“Having a clear understanding of the effect of the new requirements before entering into a business acquisition will be essential because it is highly likely that changes will also be needed to debt covenants, management remuneration and other performance measures in place,” said Will Rainey, global director of IFRS services at Ernst & Young. “Some of the consequences can also be avoided by carefully structuring the arrangements during the negotiations.”
Of particular concern to many is the fact that all transaction costs (such as lawyers’ and advisers’ fees) will be expensed. Also, where former owners remain employees of the business after acquisition, a bright-line test has been introduced, that in many cases will result in payments made after the acquisition being treated as compensation, not consideration. “Management will need to think carefully about the terms of any such payments to avoid unintended consequences,” said E&Y.
“It is quite common for acquisitions to have an element of contingent consideration payable in the future,” explains Rainey. “Under these new requirements, its fair value will need to be determined at acquisition – which can be a time-consuming and expensive exercise. The resulting liability will probably be a financial liability to be carried at fair value subsequent to the acquisition, thereby introducing greater volatility into future results. Management will therefore need to consider how any contingent consideration is structured.”

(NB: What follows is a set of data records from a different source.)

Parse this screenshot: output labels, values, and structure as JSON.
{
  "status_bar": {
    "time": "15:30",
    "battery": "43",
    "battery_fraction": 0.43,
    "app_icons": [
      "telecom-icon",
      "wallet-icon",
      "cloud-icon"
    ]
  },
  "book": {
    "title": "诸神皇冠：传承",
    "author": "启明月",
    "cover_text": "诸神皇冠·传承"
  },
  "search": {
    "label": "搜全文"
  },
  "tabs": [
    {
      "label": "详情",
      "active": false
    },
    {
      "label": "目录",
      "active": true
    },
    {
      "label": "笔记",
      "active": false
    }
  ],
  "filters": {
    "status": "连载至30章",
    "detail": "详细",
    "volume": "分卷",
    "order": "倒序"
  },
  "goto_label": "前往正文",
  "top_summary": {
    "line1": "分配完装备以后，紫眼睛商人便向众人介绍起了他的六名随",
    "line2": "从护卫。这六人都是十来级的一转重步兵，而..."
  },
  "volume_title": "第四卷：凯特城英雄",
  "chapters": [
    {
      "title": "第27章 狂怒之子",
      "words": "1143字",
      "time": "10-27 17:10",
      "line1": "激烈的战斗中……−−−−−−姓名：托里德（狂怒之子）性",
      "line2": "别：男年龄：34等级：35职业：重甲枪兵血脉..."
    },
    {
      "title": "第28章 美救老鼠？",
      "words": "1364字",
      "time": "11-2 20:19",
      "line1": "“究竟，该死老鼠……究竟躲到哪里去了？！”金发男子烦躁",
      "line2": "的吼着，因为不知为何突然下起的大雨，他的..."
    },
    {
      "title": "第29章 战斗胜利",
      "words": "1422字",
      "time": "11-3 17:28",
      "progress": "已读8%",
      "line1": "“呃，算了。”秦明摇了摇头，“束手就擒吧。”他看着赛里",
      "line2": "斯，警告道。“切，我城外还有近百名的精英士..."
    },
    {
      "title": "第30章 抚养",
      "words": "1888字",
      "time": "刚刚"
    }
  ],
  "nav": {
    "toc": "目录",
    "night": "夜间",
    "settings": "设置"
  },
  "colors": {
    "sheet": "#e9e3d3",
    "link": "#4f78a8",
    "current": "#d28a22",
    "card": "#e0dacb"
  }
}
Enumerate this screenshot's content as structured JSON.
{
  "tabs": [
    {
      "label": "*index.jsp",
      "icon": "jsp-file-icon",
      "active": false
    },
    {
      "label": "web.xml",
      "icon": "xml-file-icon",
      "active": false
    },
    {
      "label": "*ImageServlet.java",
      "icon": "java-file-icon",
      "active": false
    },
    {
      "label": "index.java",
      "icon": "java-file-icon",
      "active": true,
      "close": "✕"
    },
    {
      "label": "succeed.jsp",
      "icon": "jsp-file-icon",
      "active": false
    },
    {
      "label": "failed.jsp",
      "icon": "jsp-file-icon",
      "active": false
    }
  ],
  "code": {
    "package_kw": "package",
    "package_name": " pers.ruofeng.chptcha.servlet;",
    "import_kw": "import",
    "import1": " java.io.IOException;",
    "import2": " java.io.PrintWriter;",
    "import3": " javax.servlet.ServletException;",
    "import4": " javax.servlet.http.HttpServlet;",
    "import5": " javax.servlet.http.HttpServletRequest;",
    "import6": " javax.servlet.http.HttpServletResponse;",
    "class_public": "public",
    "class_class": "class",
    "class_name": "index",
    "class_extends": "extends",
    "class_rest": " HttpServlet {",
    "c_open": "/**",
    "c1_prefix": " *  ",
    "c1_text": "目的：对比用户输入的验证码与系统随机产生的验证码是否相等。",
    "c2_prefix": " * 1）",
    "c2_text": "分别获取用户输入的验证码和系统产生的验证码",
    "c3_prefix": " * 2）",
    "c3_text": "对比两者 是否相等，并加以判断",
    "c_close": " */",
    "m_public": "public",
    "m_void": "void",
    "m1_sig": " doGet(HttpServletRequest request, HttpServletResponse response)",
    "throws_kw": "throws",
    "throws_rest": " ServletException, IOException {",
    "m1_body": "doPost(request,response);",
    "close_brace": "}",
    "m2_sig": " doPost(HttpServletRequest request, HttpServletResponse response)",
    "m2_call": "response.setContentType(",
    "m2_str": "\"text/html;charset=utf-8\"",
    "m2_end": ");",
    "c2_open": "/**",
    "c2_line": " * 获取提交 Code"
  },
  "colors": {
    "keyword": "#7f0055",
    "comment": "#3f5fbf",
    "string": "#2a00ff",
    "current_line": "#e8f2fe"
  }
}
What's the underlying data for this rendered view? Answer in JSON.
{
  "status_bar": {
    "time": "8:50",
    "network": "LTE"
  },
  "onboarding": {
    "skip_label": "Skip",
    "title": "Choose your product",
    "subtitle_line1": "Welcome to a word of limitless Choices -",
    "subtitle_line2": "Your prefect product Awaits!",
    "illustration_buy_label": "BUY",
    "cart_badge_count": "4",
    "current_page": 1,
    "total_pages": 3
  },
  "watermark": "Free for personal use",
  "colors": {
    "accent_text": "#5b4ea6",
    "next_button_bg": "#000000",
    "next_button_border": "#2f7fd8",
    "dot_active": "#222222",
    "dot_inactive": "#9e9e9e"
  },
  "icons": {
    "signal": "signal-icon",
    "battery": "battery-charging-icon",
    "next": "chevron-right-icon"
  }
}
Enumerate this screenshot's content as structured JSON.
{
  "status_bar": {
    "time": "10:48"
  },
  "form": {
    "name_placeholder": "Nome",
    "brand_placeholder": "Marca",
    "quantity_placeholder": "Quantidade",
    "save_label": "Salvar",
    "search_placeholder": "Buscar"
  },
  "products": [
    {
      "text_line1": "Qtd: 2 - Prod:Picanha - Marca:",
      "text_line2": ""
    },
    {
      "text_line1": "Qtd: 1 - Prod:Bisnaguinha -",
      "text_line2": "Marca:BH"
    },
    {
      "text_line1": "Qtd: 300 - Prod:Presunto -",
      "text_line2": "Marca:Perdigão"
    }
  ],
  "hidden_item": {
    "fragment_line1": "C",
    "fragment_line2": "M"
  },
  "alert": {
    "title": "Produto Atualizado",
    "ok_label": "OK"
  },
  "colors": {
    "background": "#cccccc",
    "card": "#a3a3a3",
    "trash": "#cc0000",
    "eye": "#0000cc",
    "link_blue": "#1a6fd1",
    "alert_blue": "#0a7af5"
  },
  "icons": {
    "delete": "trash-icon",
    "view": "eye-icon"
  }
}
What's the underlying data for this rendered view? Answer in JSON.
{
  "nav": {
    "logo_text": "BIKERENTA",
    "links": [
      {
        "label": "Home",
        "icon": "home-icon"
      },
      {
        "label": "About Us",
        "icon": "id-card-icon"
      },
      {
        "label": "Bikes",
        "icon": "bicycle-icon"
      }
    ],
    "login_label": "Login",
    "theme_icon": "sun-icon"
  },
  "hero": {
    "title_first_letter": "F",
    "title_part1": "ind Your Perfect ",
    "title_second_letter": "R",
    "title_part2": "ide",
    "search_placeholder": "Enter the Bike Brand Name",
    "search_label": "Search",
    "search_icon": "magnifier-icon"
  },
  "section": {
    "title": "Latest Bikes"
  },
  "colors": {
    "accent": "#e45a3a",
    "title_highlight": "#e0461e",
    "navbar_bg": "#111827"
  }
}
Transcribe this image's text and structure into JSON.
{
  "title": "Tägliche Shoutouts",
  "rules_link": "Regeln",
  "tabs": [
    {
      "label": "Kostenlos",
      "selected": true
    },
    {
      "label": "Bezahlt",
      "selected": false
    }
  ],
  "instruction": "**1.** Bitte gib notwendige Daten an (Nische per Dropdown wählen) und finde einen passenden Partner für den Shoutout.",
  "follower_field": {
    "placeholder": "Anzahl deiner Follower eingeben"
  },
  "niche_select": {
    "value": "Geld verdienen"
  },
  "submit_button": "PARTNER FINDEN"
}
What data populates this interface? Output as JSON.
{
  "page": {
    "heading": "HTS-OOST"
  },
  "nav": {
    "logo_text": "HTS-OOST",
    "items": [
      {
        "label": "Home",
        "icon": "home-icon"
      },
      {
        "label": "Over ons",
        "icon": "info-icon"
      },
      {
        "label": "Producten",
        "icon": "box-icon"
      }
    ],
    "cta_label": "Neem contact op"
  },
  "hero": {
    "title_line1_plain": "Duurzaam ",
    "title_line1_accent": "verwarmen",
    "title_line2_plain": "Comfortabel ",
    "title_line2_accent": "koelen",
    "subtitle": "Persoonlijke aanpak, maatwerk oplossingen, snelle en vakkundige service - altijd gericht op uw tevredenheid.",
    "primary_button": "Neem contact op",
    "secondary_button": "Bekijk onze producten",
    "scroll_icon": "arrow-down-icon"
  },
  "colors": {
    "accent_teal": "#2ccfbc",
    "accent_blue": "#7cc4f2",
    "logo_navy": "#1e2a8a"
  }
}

Rainey said the most controversial change arises when, after gaining control, a company holds less than 100 percent interest equity. The new requirements include a choice as to how the non-controlling interest (NCI) is measured. If management measures NCI at its fair value, it will effectively result in goodwill relating to the entire business – not just the percentage acquired – being recognised. If management stays with today’s method, and measures NCI at the share of the fair value of the net assets acquired, goodwill will be significantly lower.
“On the face of it, this doesn’t appear to be a big deal,” says Rainey. However, if management later acquires the outstanding minority interest, no additional goodwill can be recorded. Therefore, if management do intend to gain a 100 percent ownership, they will be better off fair valuing NCI when they gain control. This can also be a time-consuming and expensive exercise. “But this will require management to consider their longer-term objectives of the transaction, which will then be obvious to the market.”
Tokar said that the US standards requires companies to measure a non-controlling interest at fair value, which effectively means that an acquirer will recognise the full goodwill of the acquirer, including goodwill relating to non-controlling shareholders. The international standards allow the full fair value method, but companies also have an option to follow the current IFRS model whereby goodwill relating to non-controlling shareholders is not recognised. The IASB decided on this option during the Boards’ debates of the comments they received after exposing their proposals.
More widely, says Rainey, the changes will affect the way companies negotiate acquisitions. “Disclosures will also be more extensive and managers will need to ensure that sufficient information is given without having an adverse impact on future operations.”
The greater clarity should also make it easier for investors to work out whether a deal has been a success or not, as it will be easier to untangle the financial statements. That makes this particular accounting reform especially interesting. Normally, the effect of a new accounting rule is apparent when it is introduced, but the real impact of the business combinations standards will be seen in a few years time – that’s when investors will be able to look back on the deals reported under the new rules to see whether the financial returns have lived up to management’s promises, or not. In the past, it’s been easy for unscrupulous companies to fudge the issue. In the future, if the new rules work, that should be a lot harder.